[9] See Larry L. Orr, “Income Transfers as a Public Good: An Application to AFDC,” American Economic Review, Vol. 66, No. 3, 1976, pp. 359-371,; Gerald C. Wright, Jr., “Racism and Welfare Policy in America,” Social Science Quarterly, Vol. 57, No. 4, 1970, pp. 718-730,; Christopher Howard, “The American Welfare State, or States?” Political Research Quarterly, Vol. 52, No. 2, 1999, pp. 421-442,; Ben Lennox Kail and Marc Dixon, “The Uneven Patterning of Welfare Benefits at the Twilight of AFDC: Accessing the Influence of Institutions, Race, and Citizen Preferences,” Sociological Quarterly, Vol. 52, 2011, pp. 376-399.

[10] Joe Soss et al., “Setting the Terms of Relief: Explaining State Policy Choices in the Devolution Revolution,” American Journal of Political Science, Vol. 45, No. 2, Apr. 2001, This report discusses historical AFDC benefit levels in states where Black people made up a higher percentage of the caseload. See also Heather Hahn et al., “Why Does Cash Welfare Depend on Where You Live?” Urban Institute, June 5, 2017,

[11] Safawi and Floyd, op. cit.

[12] CBPP, “Chart Book: Temporary Assistance for Needy Families (TANF) at 25,” updated August 4, 2021,

[13] Ibid.

[14] Danilo Trisi and Matt Saenz, “Deep Poverty Among Children Rose in TANF’s First Decade, Then Fell as Other Programs Strengthened,” CBPP, February 27, 2020,

[15] Ali Safawi and LaDonna Pavetti, “Most Parents Leaving TANF Work, But in Low-Paying, Unstable Jobs, Recent Studies Find,” CBPP, November 19, 2020,

[16] Nina Banks, “Black Women’s Labor Market History Reveals Deep-Seated Race and Gender Discrimination,” Economic Policy Institute, February 19, 2019,

[17] Safawi and Pavetti, op. cit.

[18] LaDonna Pavetti, “TANF Studies Show Work Requirement Proposals for Other Programs Would Harm Millions, Do Little to Increase Work,” CBPP, November 13, 2018,

[19] Floyd et al., op. cit.

[20] Dorothy Roberts, Killing the Black Body: Race, Reproductions and the Meaning of Liberty, Vintage Books, 1997; Winifred Bell, Aid to Dependent Children, Columbia University Press, 1965.

[21] Bell pp. 29-48. Premilla Nadasen, Jennifer Mittelstadt, and Marisa Chappell, Welfare in the United States: A History With Documents, 1935-1996. 2009, New York: Routledge. pp. 15-16.

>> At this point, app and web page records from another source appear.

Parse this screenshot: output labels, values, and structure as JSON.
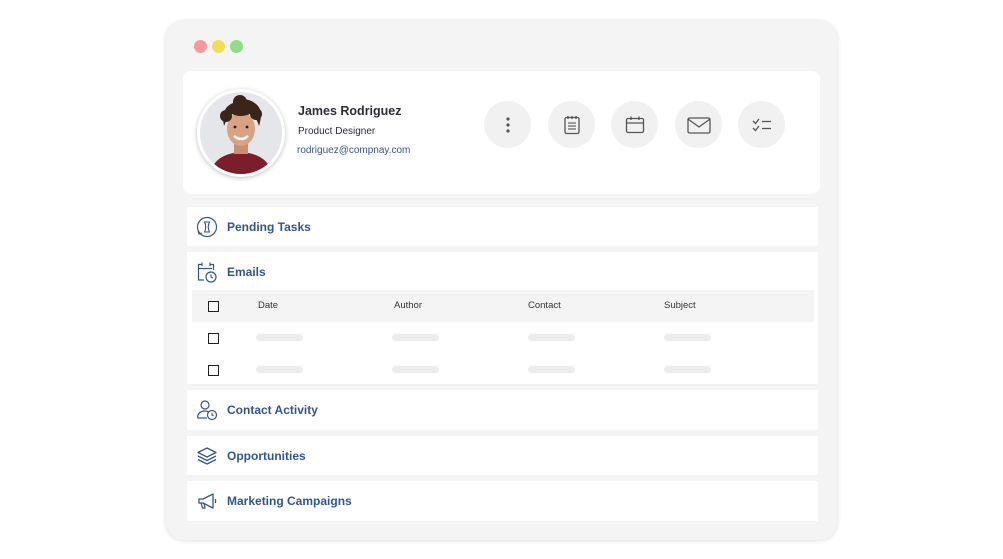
{
  "window": {
    "controls": [
      "red-dot",
      "yellow-dot",
      "green-dot"
    ]
  },
  "profile": {
    "name": "James Rodriguez",
    "role": "Product Designer",
    "email": "rodriguez@compnay.com"
  },
  "actions": [
    {
      "icon": "more-vertical-icon"
    },
    {
      "icon": "notes-icon"
    },
    {
      "icon": "calendar-icon"
    },
    {
      "icon": "mail-icon"
    },
    {
      "icon": "checklist-icon"
    }
  ],
  "sections": {
    "pending_tasks": {
      "title": "Pending Tasks",
      "icon": "hourglass-icon"
    },
    "emails": {
      "title": "Emails",
      "icon": "calendar-clock-icon",
      "columns": [
        "Date",
        "Author",
        "Contact",
        "Subject"
      ],
      "rows": [
        {
          "checked": false
        },
        {
          "checked": false
        }
      ]
    },
    "contact_activity": {
      "title": "Contact Activity",
      "icon": "user-clock-icon"
    },
    "opportunities": {
      "title": "Opportunities",
      "icon": "layers-icon"
    },
    "marketing_campaigns": {
      "title": "Marketing Campaigns",
      "icon": "megaphone-icon"
    }
  },
  "colors": {
    "accent": "#33558f",
    "window_bg": "#f4f4f4",
    "card_bg": "#ffffff"
  }
}
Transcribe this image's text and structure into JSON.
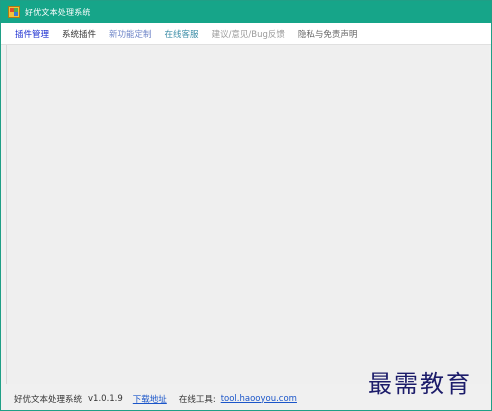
{
  "window": {
    "title": "好优文本处理系统",
    "icon": "app-icon"
  },
  "menu": {
    "items": [
      {
        "label": "插件管理",
        "color": "#1a2dd0"
      },
      {
        "label": "系统插件",
        "color": "#333333"
      },
      {
        "label": "新功能定制",
        "color": "#6f86c8"
      },
      {
        "label": "在线客服",
        "color": "#3f8fa8"
      },
      {
        "label": "建议/意见/Bug反馈",
        "color": "#9a9a9a"
      },
      {
        "label": "隐私与免责声明",
        "color": "#666666"
      }
    ]
  },
  "status": {
    "app_name": "好优文本处理系统",
    "version": "v1.0.1.9",
    "download_link": "下载地址",
    "online_tools_label": "在线工具:",
    "online_tools_url": "tool.haooyou.com"
  },
  "watermark": {
    "text": "最需教育"
  }
}
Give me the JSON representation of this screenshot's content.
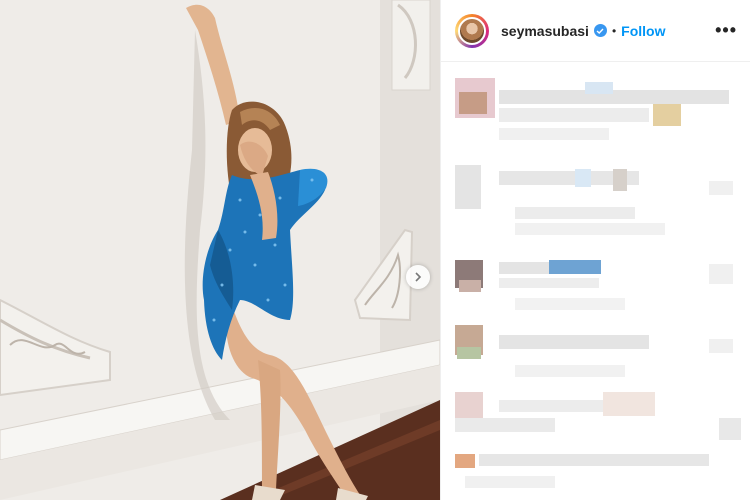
{
  "post": {
    "username": "seymasubasi",
    "separator": "•",
    "follow_label": "Follow",
    "more_label": "•••"
  },
  "colors": {
    "follow_blue": "#0095f6",
    "verified_blue": "#3897f0",
    "dress_blue": "#1d74b8"
  },
  "icons": {
    "verified": "verified-badge-icon",
    "next": "chevron-right-icon",
    "more": "more-options-icon"
  }
}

[22] Bell p. 42

[23] Ife Floyd, “States Should Follow New Jersey: Repeal Racist ‘Family Cap,’” CBPP, October 14, 2020,

[24] For example, see President Clinton’s “Remarks on Signing the Personal Responsibility and Work Opportunity Reconciliation Act of 1996 and an Exchange With Reporters,” August 22, 1996,

[25] CBPP analysis of state time limit policies from the Urban Institute Welfare Rules database and Census data. See also, Soss et al., op. cit.

[26] Mary Farrell et al., “Welfare Time Limits: An Update on State Policies, Implementation, and Effects on Families,” Lewin Group and MDRC for the Department of Health and Human Services, April 2008, See also Liz Olson, “Punitive WorkFirst policies disproportionately harm families of color,” Washington State Budget and Policy Center, February 1, 2019,, which analyzes data from the Washington State Department of Social and Health Services.

[27] Nadasen, Mittelstadt, and Chappell, op. cit., pp.32-33.

[28] Bell, op. cit.

[29] W.K. Kellogg Foundation, “Family-Centered Coaching: A Toolkit to Transform Practice and Engage Families,” April 2020, FamilyCenteredCoaching_Toolkit_V1R5_WebReady.pdf.

[30] Ali Safawi and Liz Schott, “To Lessen Hardship, States Should Invest More TANF Dollars in Basic Assistance for Families,” CBPP, updated January 12, 2021,

[31] Ibid.

[32] CBPP analysis of Census Bureau population data and Department of Health and Human Services 1997 block grant allocations to states. Ife Floyd, LaDonna Pavetti, and Liz Schott, “Lessons from TANF: Initial Unequal State Block-Grant Funding Formula Grew More Unequal Over Time,” CBPP, revised July 20, 2017,

[33] Floyd, Pavetti, and Schott, op. cit.